Sunday, 10 February 2013

A THOUSAND SPLENDID SUNS. Pablo's Contribution




by Khaled Hosseini


            This is the story of two Afghan women and what their lives have been like for the last thirty years in their country: Afghanistan.
            One of them is Mariam, an illegitimate daughter of an affluent entrepreneur, born in the Farsi western area of the country. She lives with her mother in a humble shack in the outskirts of the city of Herat. They are maintained by her father but kept away from his legitimate family. In fact this illegitimacy, named harami in Farsi, is a word that has scarred her for life.
            The only treats she obtains from life, besides fishing in a nearby little stream,  are the occasional visits from her father and from her spiritual mentor, whom she is very fond of.
            When she is fifteen her mother dies and her father’s family force her to marry a forty-five year old widower shoemaker from Kabul so, the day after this announcement she has to leave with a complete stranger and even without being allowed for a farewell with her mentor Mullah Faizullah.
            Her husband, Rasheed, turned out to be a narrow-minded, wicked person who, as Mariam could not give him a baby, is going to cruelly embitter her life. Leaving aside legal family matters, we can perfectly say that it is Rasheed who is a real bastard.
            The other woman in this story is Laila, a Pashtun young girl from the neighbourhood of Mariam and Rasheed in Kabul. She came from a middle class family with a certain cultural level. In fact, her father is a teacher who encourages her to continue her studies. She is a very lively, clever girl who has many friends and specially a boy, Tariq, with whom she secretly daydreams about marrying him at some point in the future.
            The whole story is set against the background of the recent Afghan history, with all its wars and changes. It begins just before the Soviet invasion, when life elapsed like it used to be for long before. However, there were significant differences between the rural and the urban areas where society was much more open-minded and tolerant.
The Soviet period meant a radical change at least for women. From then on they were allowed and even encouraged to study, to teach, to be owners of their lives and to chose what they wanted of life.
But then came the tribal warlords who led the country to destruction. This is a long period of starvation and struggle to survive the unrelenting shelling and the impunity of the Mujhaideen.
            Eventually the Taliban overcome the warlords and this is a change for the worse. They enforce an ultra-religious regime which makes of women something similar to animals, without any right or fairness.

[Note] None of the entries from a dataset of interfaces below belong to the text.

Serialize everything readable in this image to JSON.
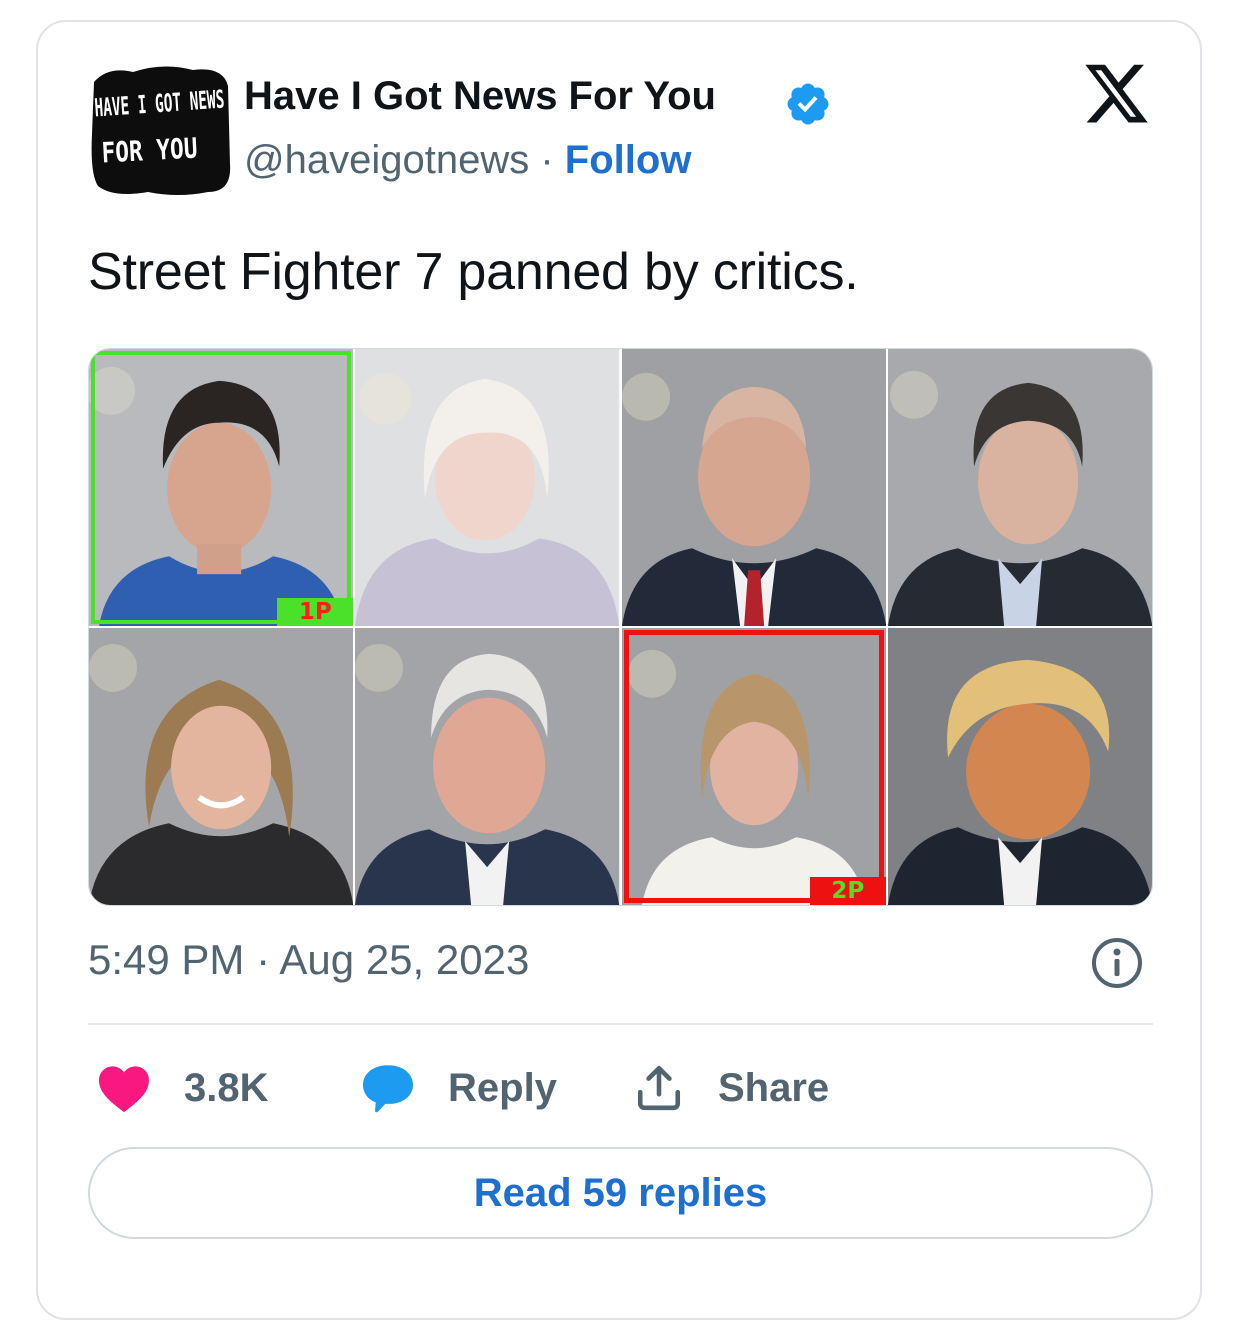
{
  "author": {
    "name": "Have I Got News For You",
    "handle": "@haveigotnews",
    "separator": "·",
    "follow_label": "Follow",
    "avatar_text_line1": "HAVE I GOT NEWS",
    "avatar_text_line2": "FOR YOU"
  },
  "tweet": {
    "text": "Street Fighter 7 panned by critics.",
    "timestamp": "5:49 PM · Aug 25, 2023"
  },
  "media": {
    "player1_label": "1P",
    "player2_label": "2P"
  },
  "actions": {
    "likes": "3.8K",
    "reply_label": "Reply",
    "share_label": "Share"
  },
  "read_replies_label": "Read 59 replies",
  "icons": [
    "verified-badge-icon",
    "x-logo-icon",
    "info-icon",
    "heart-icon",
    "reply-bubble-icon",
    "share-icon"
  ],
  "colors": {
    "link_blue": "#1d6fd0",
    "verified_blue": "#1d9bf0",
    "heart_pink": "#f91880",
    "player1_green": "#4be12a",
    "player2_red": "#ee1111"
  }
}
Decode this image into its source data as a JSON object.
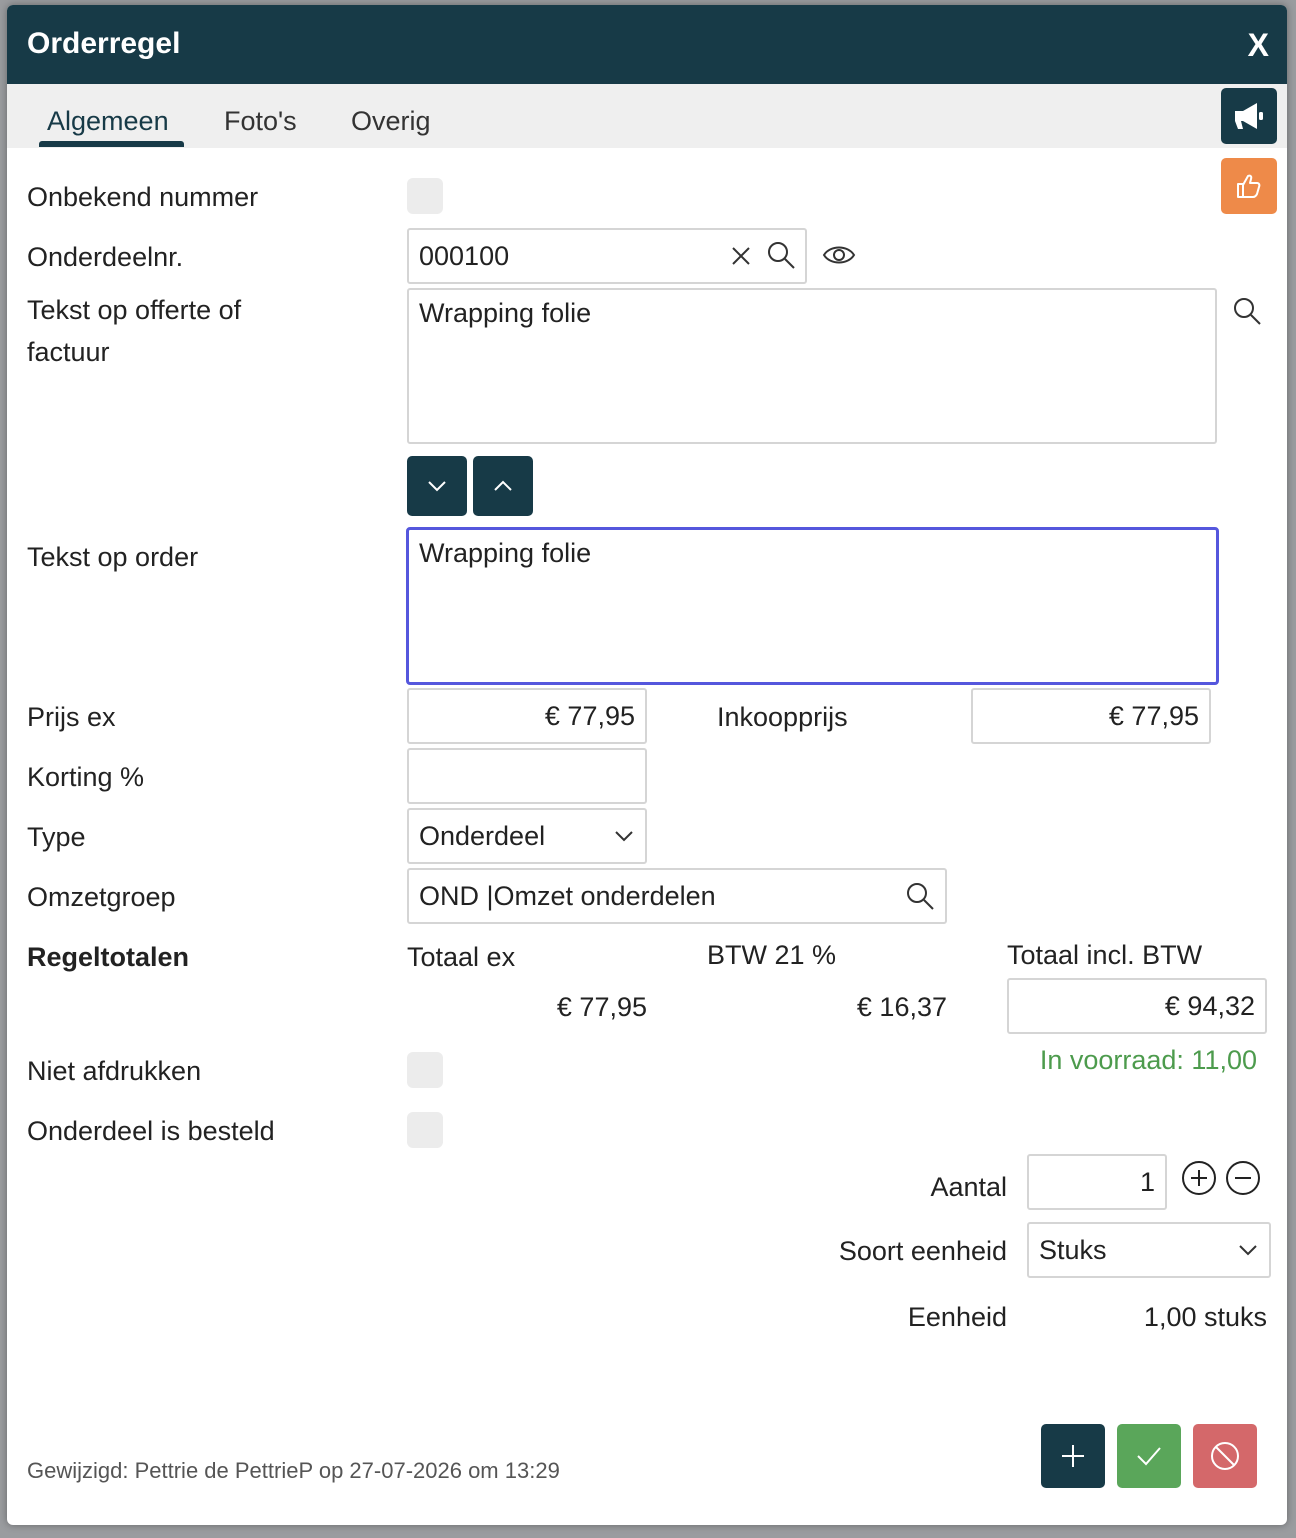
{
  "dialog": {
    "title": "Orderregel",
    "close_label": "X"
  },
  "tabs": [
    {
      "label": "Algemeen",
      "active": true
    },
    {
      "label": "Foto's",
      "active": false
    },
    {
      "label": "Overig",
      "active": false
    }
  ],
  "side_buttons": {
    "announce_icon": "megaphone-icon",
    "feedback_icon": "thumbs-up-icon"
  },
  "form": {
    "onbekend_nummer": {
      "label": "Onbekend nummer",
      "checked": false
    },
    "onderdeelnr": {
      "label": "Onderdeelnr.",
      "value": "000100"
    },
    "tekst_offerte": {
      "label": "Tekst op offerte of factuur",
      "value": "Wrapping folie"
    },
    "tekst_order": {
      "label": "Tekst op order",
      "value": "Wrapping folie"
    },
    "prijs_ex": {
      "label": "Prijs ex",
      "value": "€ 77,95"
    },
    "inkoopprijs": {
      "label": "Inkoopprijs",
      "value": "€ 77,95"
    },
    "korting": {
      "label": "Korting %",
      "value": ""
    },
    "type": {
      "label": "Type",
      "value": "Onderdeel"
    },
    "omzetgroep": {
      "label": "Omzetgroep",
      "value": "OND |Omzet onderdelen"
    },
    "regeltotalen": {
      "label": "Regeltotalen",
      "totaal_ex_label": "Totaal ex",
      "btw_label": "BTW 21 %",
      "totaal_incl_label": "Totaal incl. BTW",
      "totaal_ex": "€ 77,95",
      "btw": "€ 16,37",
      "totaal_incl": "€ 94,32"
    },
    "voorraad": "In voorraad: 11,00",
    "niet_afdrukken": {
      "label": "Niet afdrukken",
      "checked": false
    },
    "besteld": {
      "label": "Onderdeel is besteld",
      "checked": false
    },
    "aantal": {
      "label": "Aantal",
      "value": "1"
    },
    "soort_eenheid": {
      "label": "Soort eenheid",
      "value": "Stuks"
    },
    "eenheid": {
      "label": "Eenheid",
      "value": "1,00 stuks"
    }
  },
  "footer": {
    "modified": "Gewijzigd: Pettrie de PettrieP op 27-07-2026 om 13:29"
  },
  "colors": {
    "header": "#173a47",
    "accent_orange": "#ee8a49",
    "confirm_green": "#5aa65a",
    "cancel_red": "#d4686a",
    "stock_green": "#4d9b4d",
    "focus_border": "#5557dd"
  }
}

They lose all right and all sense of justice, they even do not have what would be called a medical attention.
            Throughout all this period lots of people die and many more are rendered homeless or refugees or become widows. It is due to this scenario that Laila reluctantly ends up marrying Rasheed and living with him and Mariam.

           

I will not continue revelling the plot of his story because most of you may probably want to read this novel and, if you do so, I hope you enjoy it.
To be honest I must say that, from this book, I had expected the type of throwaway literature that can be found in a typical bestseller.  They are usually written to entertain readers with some well-known formulae but they fail in showing true characters and deep feelings and emotions. Once you know the plot you can perfectly think there is nothing beyond it.
But I was totally wrong because what I have found is a deeply moving story, without cheap stereotypes and it is beautifully written in a lyrical, almost poetic language that makes you get involved in the lives of the characters.
It is obvious that the author, Khaled Hosseini, has a complete awareness of his country’s reality and recent history and shows them to us with much more richness and complexity than a western mind could imagine. He has as well a deep knowledge of the Afghan culture that goes really beyond the religious matters that permanently shake the country.
But this scenario is only a background where we can observe how many characters play their roles and how they behave depending on the circumstances they live.
Generosity, tolerance, abuse, impunity, cruelty, selfishness define many ways of how people could react when the environment is absolutely hostile and this is the crux of the story: how people are and how they react when everything around is not precisely fair.
            Finally, I can tell you that I strongly recommend this novel for all the reasons before mentioned and I am certain that you will not be indifferent to what happen with the characters in this epic story of friendship and personal improvement.


Vocabulary:

Shack: a very simple and small building made from pieces of wood, metal or other materials, (choza, casucha)
Scar v: to have or leave a scar. Scarred for life: had a serious mental effect on her for the rest of her life (marcado de por vida)
Farewell: when someone says goodbye (despedida)
Elapse v: If time elapses, it goes past (transcurrir, discurrir)
Shell: to fire shell at something (bombardear)
Plot: the story of a book, film, play, etc
Throwaway: made to be destroyed after use (de usar y tirar)

2 comments:

  1. Proficiency English oral exam from Cambridge University:
    http://www.youtube.com/watch?v=Z-zh_rPNaqU&feature=youtu.be

    ReplyDelete